- Opening Delimiter -

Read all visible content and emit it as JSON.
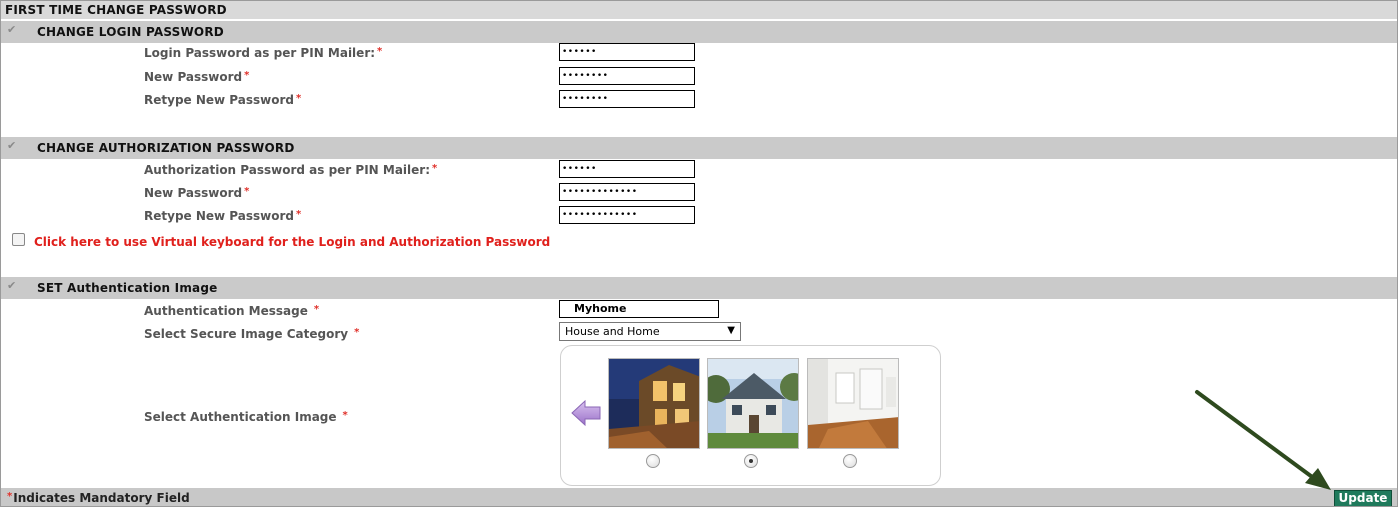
{
  "page_title": "FIRST TIME CHANGE PASSWORD",
  "login_section": {
    "title": "CHANGE LOGIN PASSWORD",
    "fields": [
      {
        "label": "Login Password as per PIN Mailer:",
        "value": "••••••"
      },
      {
        "label": "New Password",
        "value": "••••••••"
      },
      {
        "label": "Retype New Password",
        "value": "••••••••"
      }
    ]
  },
  "auth_section": {
    "title": "CHANGE AUTHORIZATION PASSWORD",
    "fields": [
      {
        "label": "Authorization Password as per PIN Mailer:",
        "value": "••••••"
      },
      {
        "label": "New Password",
        "value": "•••••••••••••"
      },
      {
        "label": "Retype New Password",
        "value": "•••••••••••••"
      }
    ]
  },
  "virtual_keyboard": {
    "label": "Click here to use Virtual keyboard for the Login and Authorization Password",
    "checked": false
  },
  "image_section": {
    "title": "SET Authentication Image",
    "message_label": "Authentication Message",
    "message_value": "Myhome",
    "category_label": "Select Secure Image Category",
    "category_value": "House and Home",
    "image_label": "Select Authentication Image",
    "images": [
      "house-night-image",
      "house-front-image",
      "interior-room-image"
    ],
    "selected_image_index": 1
  },
  "required_marker": "*",
  "footer": {
    "mandatory_note": "Indicates Mandatory Field",
    "update_label": "Update"
  },
  "colors": {
    "section_header_bg": "#cacaca",
    "required": "#e0302a",
    "update_button": "#1f7a5c",
    "annotation_arrow": "#2e4a1e"
  }
}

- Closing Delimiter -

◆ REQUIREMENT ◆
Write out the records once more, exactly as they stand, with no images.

◆ RESPONSE BOX ◆
Read all visible content and emit it as JSON.
{
  "page_title": "FIRST TIME CHANGE PASSWORD",
  "login_section": {
    "title": "CHANGE LOGIN PASSWORD",
    "fields": [
      {
        "label": "Login Password as per PIN Mailer:",
        "value": "••••••"
      },
      {
        "label": "New Password",
        "value": "••••••••"
      },
      {
        "label": "Retype New Password",
        "value": "••••••••"
      }
    ]
  },
  "auth_section": {
    "title": "CHANGE AUTHORIZATION PASSWORD",
    "fields": [
      {
        "label": "Authorization Password as per PIN Mailer:",
        "value": "••••••"
      },
      {
        "label": "New Password",
        "value": "•••••••••••••"
      },
      {
        "label": "Retype New Password",
        "value": "•••••••••••••"
      }
    ]
  },
  "virtual_keyboard": {
    "label": "Click here to use Virtual keyboard for the Login and Authorization Password",
    "checked": false
  },
  "image_section": {
    "title": "SET Authentication Image",
    "message_label": "Authentication Message",
    "message_value": "Myhome",
    "category_label": "Select Secure Image Category",
    "category_value": "House and Home",
    "image_label": "Select Authentication Image",
    "images": [
      "house-night-image",
      "house-front-image",
      "interior-room-image"
    ],
    "selected_image_index": 1
  },
  "required_marker": "*",
  "footer": {
    "mandatory_note": "Indicates Mandatory Field",
    "update_label": "Update"
  },
  "colors": {
    "section_header_bg": "#cacaca",
    "required": "#e0302a",
    "update_button": "#1f7a5c",
    "annotation_arrow": "#2e4a1e"
  }
}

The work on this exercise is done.